Our unique accomplishment as a species has been to reface the earth with the invention of agriculture and mining. It left large wads of humanity free from having to labour directly for their sustenance. These unemployed had to divert the capabilities of their brains, the human's instrument of survival, to invent new vocations. This was a more thorough exercise of creativity than ever the farmer had time for. Non-farming bums had to get the farmers to part with their excess food. Culture was born of this luxury and some of those newly invented professions were priests, police, painters, and poets; and who's to say which is the proverbial oldest profession. Culture remains a word stolen from farming.

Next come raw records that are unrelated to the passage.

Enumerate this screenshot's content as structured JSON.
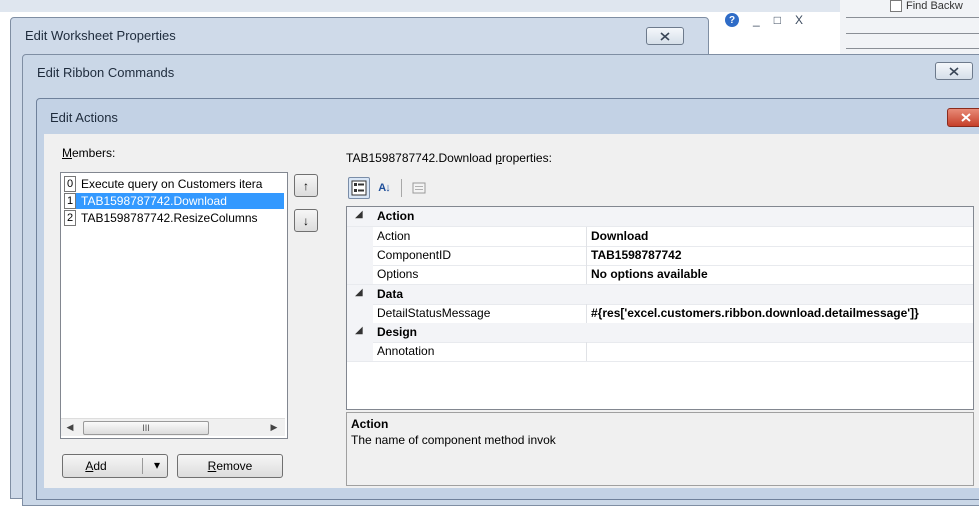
{
  "background_window": {
    "find_label": "Find Backw"
  },
  "window_controls": {
    "help": "?",
    "minimize": "_",
    "maximize": "□",
    "close": "X"
  },
  "dialogs": {
    "worksheet_properties": {
      "title": "Edit Worksheet Properties",
      "close_icon": "close-icon"
    },
    "ribbon_commands": {
      "title": "Edit Ribbon Commands",
      "close_icon": "close-icon"
    },
    "actions": {
      "title": "Edit Actions",
      "close_icon": "close-icon"
    }
  },
  "members": {
    "label_mnemonic": "M",
    "label_rest": "embers:",
    "items": [
      {
        "index": "0",
        "label": "Execute query on Customers itera"
      },
      {
        "index": "1",
        "label": "TAB1598787742.Download",
        "selected": true
      },
      {
        "index": "2",
        "label": "TAB1598787742.ResizeColumns"
      }
    ],
    "scroll_thumb": "III",
    "move_up_icon": "↑",
    "move_down_icon": "↓"
  },
  "buttons": {
    "add_mnemonic": "A",
    "add_rest": "dd",
    "add_dropdown": "▾",
    "remove_mnemonic": "R",
    "remove_rest": "emove"
  },
  "properties": {
    "title_prefix": "TAB1598787742.Download ",
    "title_mnemonic": "p",
    "title_suffix": "roperties:",
    "toolbar": {
      "categorized_icon": "categorized-icon",
      "alphabetical_icon": "alphabetical-icon",
      "alphabetical_glyph": "A↓",
      "property_pages_icon": "property-pages-icon"
    },
    "rows": {
      "action_category": "Action",
      "action_name": "Action",
      "action_value": "Download",
      "componentid_name": "ComponentID",
      "componentid_value": "TAB1598787742",
      "options_name": "Options",
      "options_value": "No options available",
      "data_category": "Data",
      "detail_name": "DetailStatusMessage",
      "detail_value": "#{res['excel.customers.ribbon.download.detailmessage']}",
      "design_category": "Design",
      "annotation_name": "Annotation",
      "annotation_value": ""
    },
    "description": {
      "title": "Action",
      "text": "The name of component method invok"
    }
  }
}
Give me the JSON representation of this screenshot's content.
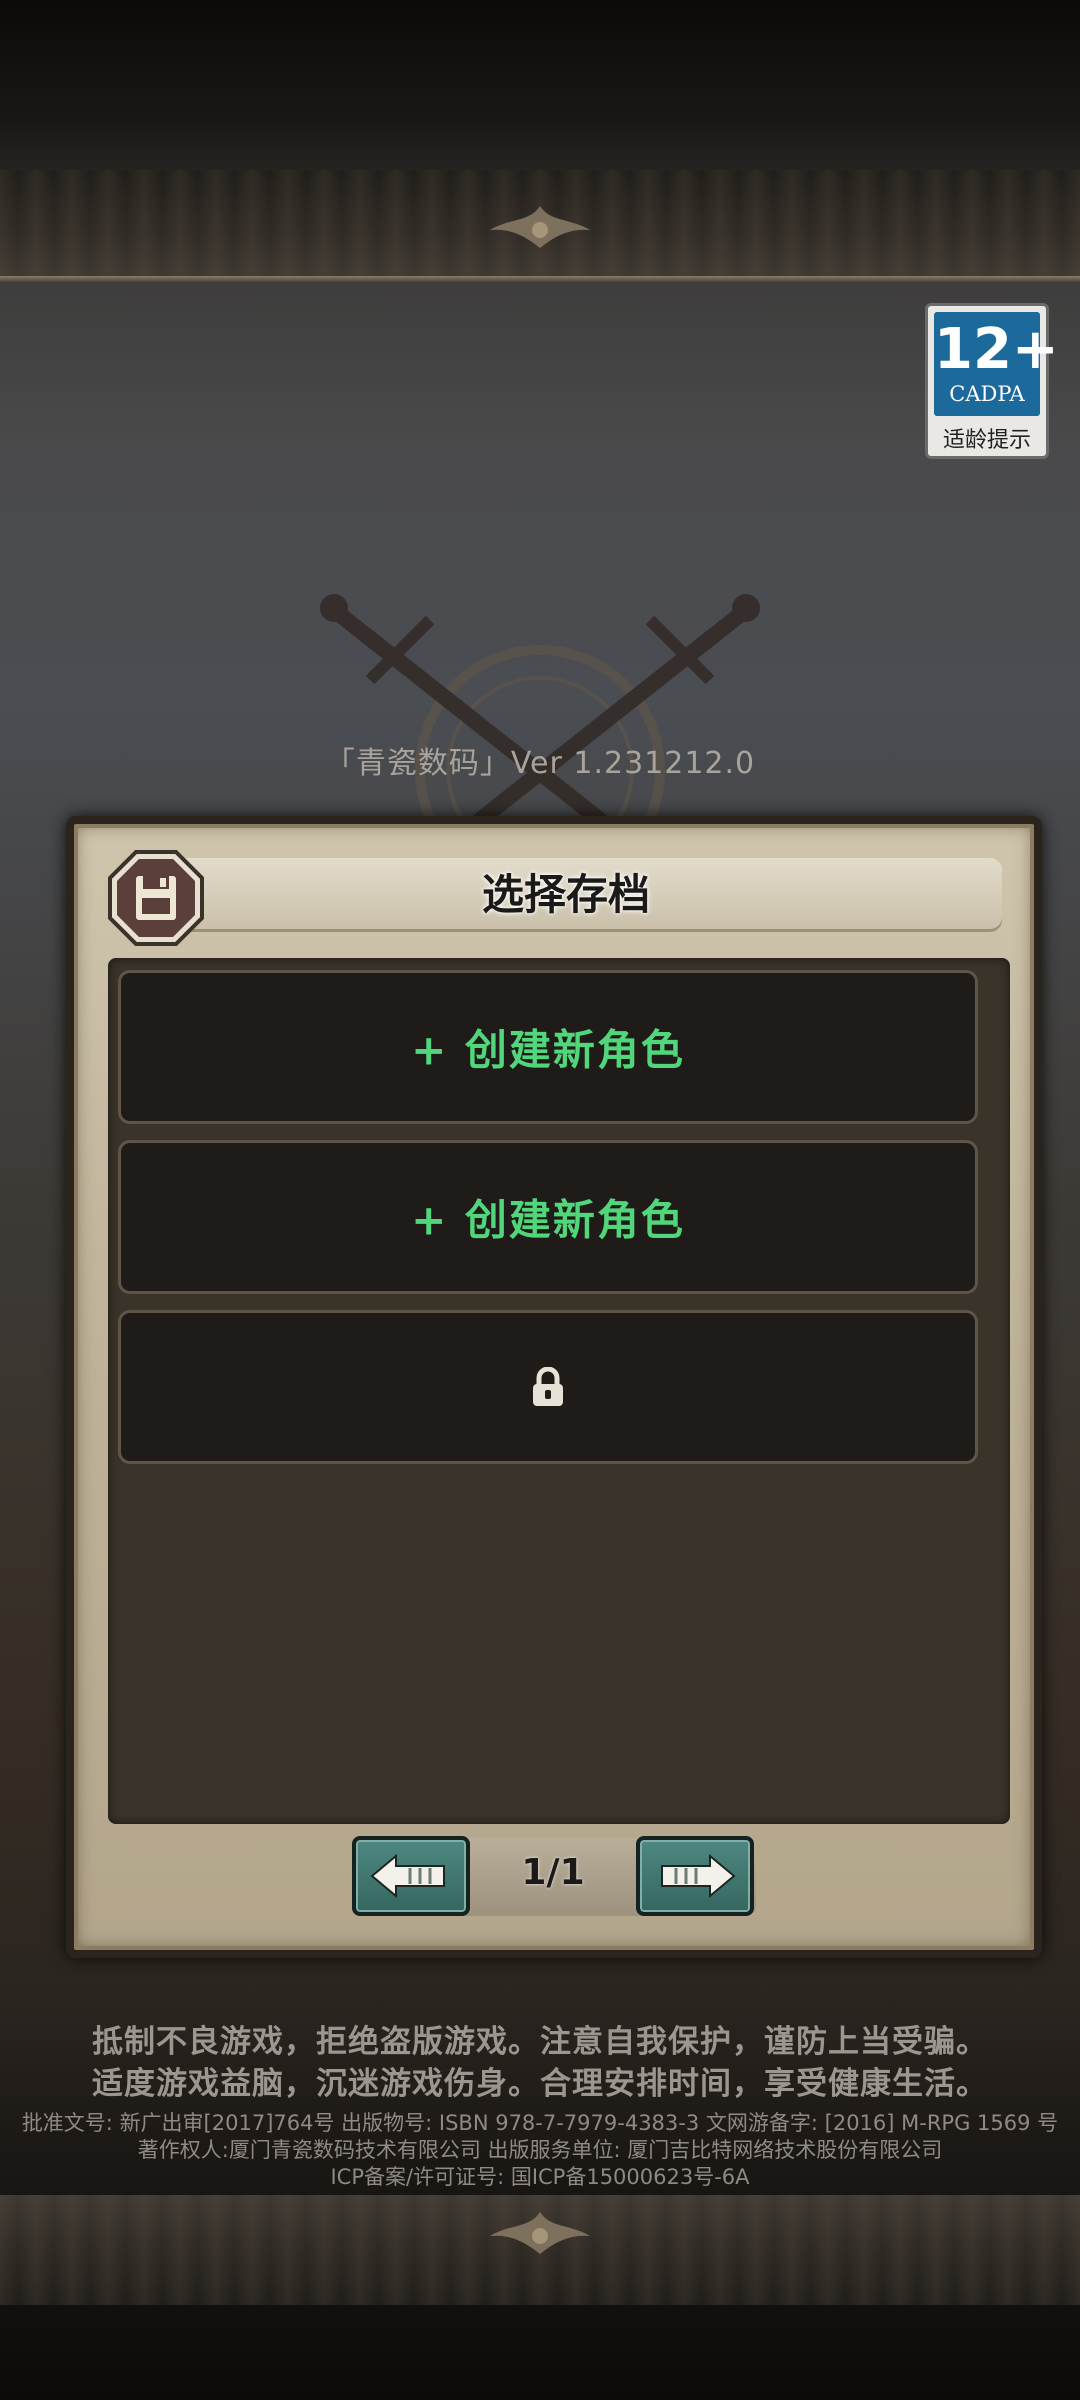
{
  "version": "「青瓷数码」Ver 1.231212.0",
  "age_rating": {
    "age": "12+",
    "org": "CADPA",
    "label": "适龄提示",
    "color": "#1c6a9c"
  },
  "dialog": {
    "title": "选择存档",
    "icon": "floppy-disk-icon",
    "slots": [
      {
        "label": "+ 创建新角色",
        "state": "empty"
      },
      {
        "label": "+ 创建新角色",
        "state": "empty"
      },
      {
        "label": "",
        "state": "locked",
        "icon": "lock-icon"
      }
    ],
    "pager": {
      "indicator": "1/1",
      "prev_icon": "arrow-left-icon",
      "next_icon": "arrow-right-icon"
    }
  },
  "footer": {
    "notice_line1": "抵制不良游戏，拒绝盗版游戏。注意自我保护，谨防上当受骗。",
    "notice_line2": "适度游戏益脑，沉迷游戏伤身。合理安排时间，享受健康生活。",
    "legal_line1": "批准文号: 新广出审[2017]764号 出版物号: ISBN 978-7-7979-4383-3 文网游备字: [2016] M-RPG 1569 号",
    "legal_line2": "著作权人:厦门青瓷数码技术有限公司 出版服务单位: 厦门吉比特网络技术股份有限公司",
    "legal_line3": "ICP备案/许可证号: 国ICP备15000623号-6A"
  },
  "colors": {
    "create_text": "#52d67b",
    "slot_bg": "#1f1b18",
    "panel": "#bdb197",
    "nav_button": "#4e8782"
  }
}
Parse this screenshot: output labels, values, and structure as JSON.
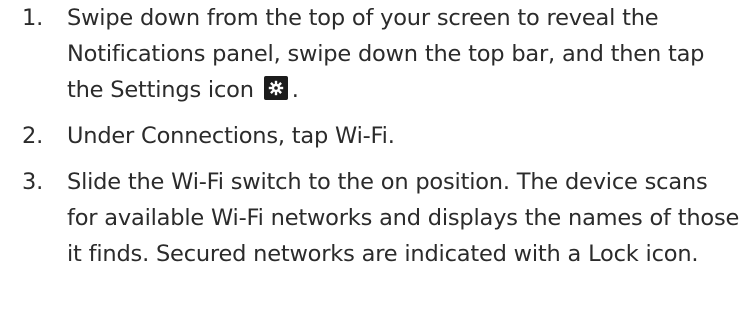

Love is also a luxury born of culture.  At the root of its function is the need to keep humans together long enough to procreate and prepare another generation to take over.  Love is a luxury not adequately understood by most of the human species. I have not been able to define love to my own satisfaction, but I can recognize the manifestation of love. The manifestation of love is sacrifice. By this I do not mean the hapless romantics who hold themselves emotional hostage until another loves them. It is ludicrous to make someone love you, or, when they no longer love you, to demand they forsake their happiness and remain with you. This is self-centeredness. This is putting your own happiness and importance before another and there can be no love where there is no compassion.  Although many people, in order to feel they are whole, require a relationship, this also is not love.  I am trying to plot the coordinates of love, to be able to define it by its boundaries.

Add to those coordinates given in the first paragraph the additional coordinate of time; it is the start of Summer in the year of 1998.  Enclosed therein is the moment of our romance.  I am continually mapping our relationship and never taking it for granted.  Neither of us would dare to travel into the cruel regions where our love would be lost.  I doubt my spouse is capable of the crimes that would prevent me from loving her.  And every day I work to earn her affection.  In this tiny space and brief time that cannot last, she is my greatest happiness and foremost priority.  It feels like more happiness than I am entitled to.

Bruce Bentzman

This is the eighth in a series of regular reports from the life and times of Mr Bentzman. If you've any comments or suggestions, the writer would be pleased to hear from you.